Excavators of all sizes are starting to come decked with the latest technology and features, from ergonomic seating to large screen displays. Are users accessing and getting the benefits of this technology? How can users from all markets make the most of these advances? (Our partners at http://www.vancouverhome.builders rent from our newest inventory each and every time)


Control modes


Although many operators aren't aware of the ins and outs of control modes, many excavators feature multiple control modes. Some supply varying degrees of power or performance to the machine; these are often “green,” “power,” or “eco” settings. Others affect the amount of control given to the operator. Still others impact the task that can be completed within the mode; for example, “lift mode” or “dig mode.” Finally, some pieces of heavy equipment offer modes for attachments.


How modes work changes from brand to brand, and even from model to model. There is no general standardized pattern for excavator modes. Some excavators offer multiple modes, but the modes are simply numbered or lettered, relying on the operator's knowledge of the machine. Others, such as attachment modes, are programmable by the operator. Even the access point for modes changes from brand to brand; some makers use traditional switches, while others opt for in-cab monitors, and some brands go with haptic controllers.


So, which kind of controls are best for operating an excavator? The biggest factor here is operator preference. Some operators nail down each possible mode and make use of them, while others just go for full power no matter what.


The excavator of the future may not use modes at all; the Gradall Discovery Series has taken a more modern approach along these lines, doing away with modes. Instead, Gradall Discovery Series machines use algorithms to adapt to whatever working conditions are present, just like smart devices adapt.


Autonomous and assist options


In the world of excavators we're not quite flying on autopilot yet, but there are some new and interesting options out there. At the lower end of the spectrum are machines that have simple indicators on their monitors.
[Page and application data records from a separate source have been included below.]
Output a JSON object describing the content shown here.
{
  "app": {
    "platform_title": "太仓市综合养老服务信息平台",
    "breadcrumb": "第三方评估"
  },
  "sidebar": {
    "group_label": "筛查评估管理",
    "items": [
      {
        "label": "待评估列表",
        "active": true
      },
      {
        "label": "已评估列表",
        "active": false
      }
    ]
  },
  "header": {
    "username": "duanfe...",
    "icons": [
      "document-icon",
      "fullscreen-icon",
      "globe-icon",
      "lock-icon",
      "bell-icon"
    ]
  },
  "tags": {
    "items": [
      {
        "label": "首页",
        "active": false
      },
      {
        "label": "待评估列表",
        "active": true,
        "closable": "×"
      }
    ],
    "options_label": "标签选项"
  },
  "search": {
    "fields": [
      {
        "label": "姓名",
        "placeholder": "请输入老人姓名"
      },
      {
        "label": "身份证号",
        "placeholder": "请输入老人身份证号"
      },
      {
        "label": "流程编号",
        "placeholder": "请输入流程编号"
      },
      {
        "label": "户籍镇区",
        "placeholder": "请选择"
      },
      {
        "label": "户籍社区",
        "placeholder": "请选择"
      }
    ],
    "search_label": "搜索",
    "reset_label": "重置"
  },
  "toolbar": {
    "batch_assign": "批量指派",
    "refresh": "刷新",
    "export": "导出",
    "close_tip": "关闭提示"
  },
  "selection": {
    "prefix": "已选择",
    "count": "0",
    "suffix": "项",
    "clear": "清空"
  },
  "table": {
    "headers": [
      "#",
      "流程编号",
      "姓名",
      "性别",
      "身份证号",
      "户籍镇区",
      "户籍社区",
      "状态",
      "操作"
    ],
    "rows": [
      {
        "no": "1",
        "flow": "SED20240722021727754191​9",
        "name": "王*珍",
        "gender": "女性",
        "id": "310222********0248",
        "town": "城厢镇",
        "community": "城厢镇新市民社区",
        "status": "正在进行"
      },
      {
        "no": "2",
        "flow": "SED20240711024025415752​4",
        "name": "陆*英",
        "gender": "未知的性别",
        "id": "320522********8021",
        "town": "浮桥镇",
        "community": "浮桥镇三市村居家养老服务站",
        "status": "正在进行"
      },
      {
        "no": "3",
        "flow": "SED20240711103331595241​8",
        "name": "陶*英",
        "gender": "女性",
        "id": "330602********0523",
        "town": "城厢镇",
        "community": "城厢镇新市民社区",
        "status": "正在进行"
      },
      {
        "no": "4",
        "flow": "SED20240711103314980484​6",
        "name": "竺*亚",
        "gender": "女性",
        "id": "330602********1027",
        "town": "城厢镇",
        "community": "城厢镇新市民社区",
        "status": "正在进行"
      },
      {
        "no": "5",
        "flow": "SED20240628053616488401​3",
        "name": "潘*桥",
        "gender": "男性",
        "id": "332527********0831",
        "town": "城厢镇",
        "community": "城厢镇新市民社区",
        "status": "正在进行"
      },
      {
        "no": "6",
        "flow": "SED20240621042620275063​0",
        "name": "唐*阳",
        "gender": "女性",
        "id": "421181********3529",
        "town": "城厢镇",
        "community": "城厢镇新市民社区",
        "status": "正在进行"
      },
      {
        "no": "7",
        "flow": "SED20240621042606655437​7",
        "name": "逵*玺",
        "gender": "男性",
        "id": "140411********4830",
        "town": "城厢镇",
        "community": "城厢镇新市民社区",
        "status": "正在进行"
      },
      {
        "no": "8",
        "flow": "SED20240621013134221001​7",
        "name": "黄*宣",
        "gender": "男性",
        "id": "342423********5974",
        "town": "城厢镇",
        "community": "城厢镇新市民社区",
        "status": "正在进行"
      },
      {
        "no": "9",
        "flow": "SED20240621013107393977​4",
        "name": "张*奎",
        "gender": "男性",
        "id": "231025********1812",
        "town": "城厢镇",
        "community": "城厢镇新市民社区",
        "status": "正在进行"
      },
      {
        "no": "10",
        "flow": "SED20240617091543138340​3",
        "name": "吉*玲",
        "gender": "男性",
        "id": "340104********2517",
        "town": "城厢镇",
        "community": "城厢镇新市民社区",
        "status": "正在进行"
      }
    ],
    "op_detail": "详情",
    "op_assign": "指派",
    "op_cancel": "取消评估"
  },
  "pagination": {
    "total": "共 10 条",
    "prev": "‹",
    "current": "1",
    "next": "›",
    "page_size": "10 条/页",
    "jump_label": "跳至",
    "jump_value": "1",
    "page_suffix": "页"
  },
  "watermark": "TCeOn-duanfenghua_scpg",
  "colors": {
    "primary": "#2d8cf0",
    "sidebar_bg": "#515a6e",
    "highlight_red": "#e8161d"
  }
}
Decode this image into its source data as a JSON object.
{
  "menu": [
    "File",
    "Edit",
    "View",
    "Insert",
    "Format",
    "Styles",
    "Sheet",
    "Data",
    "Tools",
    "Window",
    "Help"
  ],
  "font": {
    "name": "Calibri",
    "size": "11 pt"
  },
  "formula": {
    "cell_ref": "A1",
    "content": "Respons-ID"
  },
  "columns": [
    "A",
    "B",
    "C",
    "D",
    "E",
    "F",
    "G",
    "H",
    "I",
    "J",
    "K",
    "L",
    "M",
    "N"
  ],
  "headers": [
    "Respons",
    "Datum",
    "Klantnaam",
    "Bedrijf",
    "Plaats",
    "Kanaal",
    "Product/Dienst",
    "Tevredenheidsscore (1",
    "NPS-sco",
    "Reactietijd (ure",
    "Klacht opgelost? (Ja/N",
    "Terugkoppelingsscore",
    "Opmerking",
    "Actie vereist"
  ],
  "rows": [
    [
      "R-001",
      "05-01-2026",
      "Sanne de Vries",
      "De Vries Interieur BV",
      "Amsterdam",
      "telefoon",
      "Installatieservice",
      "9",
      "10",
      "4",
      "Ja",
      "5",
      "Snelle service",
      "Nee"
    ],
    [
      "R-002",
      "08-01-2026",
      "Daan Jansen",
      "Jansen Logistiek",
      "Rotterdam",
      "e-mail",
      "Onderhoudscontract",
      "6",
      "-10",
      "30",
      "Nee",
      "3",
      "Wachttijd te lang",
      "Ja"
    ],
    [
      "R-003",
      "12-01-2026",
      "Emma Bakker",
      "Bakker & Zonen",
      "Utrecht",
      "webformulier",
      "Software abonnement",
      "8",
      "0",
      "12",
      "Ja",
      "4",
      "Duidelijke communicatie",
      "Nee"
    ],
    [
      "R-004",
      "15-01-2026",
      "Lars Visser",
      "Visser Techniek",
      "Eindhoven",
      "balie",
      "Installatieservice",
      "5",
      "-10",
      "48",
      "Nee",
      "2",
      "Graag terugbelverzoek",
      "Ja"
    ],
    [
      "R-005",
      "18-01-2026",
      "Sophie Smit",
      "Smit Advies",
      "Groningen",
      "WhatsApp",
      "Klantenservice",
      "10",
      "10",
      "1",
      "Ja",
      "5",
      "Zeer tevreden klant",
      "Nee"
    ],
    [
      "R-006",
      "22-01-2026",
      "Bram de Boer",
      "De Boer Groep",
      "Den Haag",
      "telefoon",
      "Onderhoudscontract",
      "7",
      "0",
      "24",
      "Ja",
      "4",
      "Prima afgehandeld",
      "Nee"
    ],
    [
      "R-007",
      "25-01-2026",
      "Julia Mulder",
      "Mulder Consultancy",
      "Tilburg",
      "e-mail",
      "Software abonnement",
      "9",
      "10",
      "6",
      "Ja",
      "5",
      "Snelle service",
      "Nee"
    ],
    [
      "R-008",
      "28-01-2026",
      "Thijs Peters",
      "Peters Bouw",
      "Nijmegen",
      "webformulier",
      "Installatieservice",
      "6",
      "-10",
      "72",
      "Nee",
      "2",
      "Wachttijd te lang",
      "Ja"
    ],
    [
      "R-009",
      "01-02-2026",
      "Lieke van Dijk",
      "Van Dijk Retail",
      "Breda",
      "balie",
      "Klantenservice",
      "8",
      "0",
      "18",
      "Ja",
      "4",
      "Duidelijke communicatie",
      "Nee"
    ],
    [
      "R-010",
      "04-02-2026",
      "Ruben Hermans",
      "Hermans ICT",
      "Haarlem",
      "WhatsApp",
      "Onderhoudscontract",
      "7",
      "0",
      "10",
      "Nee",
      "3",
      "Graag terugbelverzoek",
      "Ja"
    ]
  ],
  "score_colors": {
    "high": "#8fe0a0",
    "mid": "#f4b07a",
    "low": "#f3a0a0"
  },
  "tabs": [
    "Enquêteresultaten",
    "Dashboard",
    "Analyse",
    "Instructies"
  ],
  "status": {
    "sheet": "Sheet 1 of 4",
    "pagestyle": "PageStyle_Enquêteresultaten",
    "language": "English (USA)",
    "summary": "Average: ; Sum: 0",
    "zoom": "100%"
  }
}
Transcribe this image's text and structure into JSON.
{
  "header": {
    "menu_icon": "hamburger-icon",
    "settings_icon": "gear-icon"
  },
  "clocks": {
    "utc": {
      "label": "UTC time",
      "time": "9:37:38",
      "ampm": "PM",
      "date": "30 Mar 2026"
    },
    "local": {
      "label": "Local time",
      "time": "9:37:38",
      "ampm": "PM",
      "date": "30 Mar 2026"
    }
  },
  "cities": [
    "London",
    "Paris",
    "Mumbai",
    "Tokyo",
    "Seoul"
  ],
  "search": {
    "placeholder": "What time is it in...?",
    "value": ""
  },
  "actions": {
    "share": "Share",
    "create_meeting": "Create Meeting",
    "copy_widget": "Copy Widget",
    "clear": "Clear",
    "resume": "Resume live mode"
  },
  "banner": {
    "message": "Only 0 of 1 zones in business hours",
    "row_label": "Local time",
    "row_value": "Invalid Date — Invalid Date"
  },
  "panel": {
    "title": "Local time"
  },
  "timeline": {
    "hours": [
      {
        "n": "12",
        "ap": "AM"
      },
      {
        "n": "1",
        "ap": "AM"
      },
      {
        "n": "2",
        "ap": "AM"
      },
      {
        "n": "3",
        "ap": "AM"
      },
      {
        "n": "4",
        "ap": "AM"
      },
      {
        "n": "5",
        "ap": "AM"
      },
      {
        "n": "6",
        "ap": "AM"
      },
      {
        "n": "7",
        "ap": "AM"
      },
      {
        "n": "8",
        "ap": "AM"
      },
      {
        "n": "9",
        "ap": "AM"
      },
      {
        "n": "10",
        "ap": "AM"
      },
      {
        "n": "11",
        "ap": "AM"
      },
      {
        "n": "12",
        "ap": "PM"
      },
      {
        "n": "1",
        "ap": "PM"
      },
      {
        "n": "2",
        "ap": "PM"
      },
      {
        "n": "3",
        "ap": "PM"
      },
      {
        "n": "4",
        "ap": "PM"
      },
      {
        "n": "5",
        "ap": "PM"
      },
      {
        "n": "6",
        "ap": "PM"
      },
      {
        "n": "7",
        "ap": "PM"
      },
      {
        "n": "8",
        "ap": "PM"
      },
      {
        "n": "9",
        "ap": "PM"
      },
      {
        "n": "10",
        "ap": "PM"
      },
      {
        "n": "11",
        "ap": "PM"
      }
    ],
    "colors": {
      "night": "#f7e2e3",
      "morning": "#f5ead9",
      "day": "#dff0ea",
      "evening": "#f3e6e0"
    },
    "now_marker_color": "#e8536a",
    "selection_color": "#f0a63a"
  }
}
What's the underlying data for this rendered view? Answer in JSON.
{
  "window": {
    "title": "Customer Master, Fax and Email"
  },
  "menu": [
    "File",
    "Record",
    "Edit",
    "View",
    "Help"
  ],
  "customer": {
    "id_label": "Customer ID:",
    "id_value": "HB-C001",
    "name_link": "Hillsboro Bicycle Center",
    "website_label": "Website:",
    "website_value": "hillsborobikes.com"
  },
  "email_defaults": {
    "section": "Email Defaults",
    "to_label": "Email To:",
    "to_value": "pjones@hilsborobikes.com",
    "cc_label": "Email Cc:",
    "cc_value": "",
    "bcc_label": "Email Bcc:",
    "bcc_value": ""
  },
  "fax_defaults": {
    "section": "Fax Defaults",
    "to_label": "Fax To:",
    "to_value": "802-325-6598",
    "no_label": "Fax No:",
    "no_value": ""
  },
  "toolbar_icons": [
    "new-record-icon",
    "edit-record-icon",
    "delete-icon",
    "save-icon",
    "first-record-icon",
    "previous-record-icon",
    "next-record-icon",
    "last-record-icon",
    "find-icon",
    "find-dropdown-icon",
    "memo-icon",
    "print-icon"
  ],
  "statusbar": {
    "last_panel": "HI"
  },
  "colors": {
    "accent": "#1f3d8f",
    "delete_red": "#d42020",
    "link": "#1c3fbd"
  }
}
These guide their users, so that the operator knows how far he or she is getting, but the actual grading and digging is still completely under the operator's control.


There are excavators out there that offer semi-autonomous control, as well as complete GNSS models. However, these are less common. Semi-autonomous control is not as readily adaptable to the excavator because of the difficulties inherent to planning for the complex motion of excavator buckets and their teeth-to-bucket pin dimensions. Changing a bucket means starting over again in terms of autonomous controls.


Still, brands like Hitachi, Komatsu, and John Deere are pushing the pre-installed autonomous packages with the hope that operators will try the technology and like its convenience. Once operators get past their discomfort with autonomous digging, they may embrace the practice more readily.


Big screens and more data


The monitors in excavators are growing, with 7- and 8-inch screens turning into a common sight. Many of these monitors are touch screens, although users frequently feel these are out of place within the demanding environmental conditions of the construction site and, therefore, stick with buttons and more traditional controls.


Like any smart screens, these monitors feature numerous icons which operators need to be familiar with. They also offer the benefit of telematics, a real boon to the rental market and a boost to resale value of heavy equipment.




Today, all OEMs know that ergonomics are a big deal, and all brands are striving to produce more comfortable, healthy options for their customers. However, there is no real gold standard for ergonomics when it comes to in cabin seating positions. Most brands recommend that operators adjust their seat as they see necessary.


Ergonomic seats aren't the only creature comfort in the modern excavator, of course. Additional in-cab storage, pressurized isolation-mounted cabs, high-capacity HVAC systems with numerous vents, increased floor space and cab volume, and improved sound systems with mp3 inputs and Bluetooth compatibility are also available in many machines today.




The latest visibility advances in excavators offer a 360 degree bird’s-eye view—a major improvement over simply seeing behind the machine. Many brands offer motion detection features, such as Hyundai's Intelligent Moving Object Detection (IMOD). More LED and halogen lighting elements are also offered on excavators, including low-light enhancement options.


The bottom line

So, are users taking advantage of what's out there today? How can operators make the most of their technical options? Smart heavy equipment dealers and rental companies will know their machines inside and out, so they can really be sure their operators know how to operate each machine in every situation. If you're looking to get the most out of your machine, reach out to the manufacturer, dealer, or rental agent if you need more information.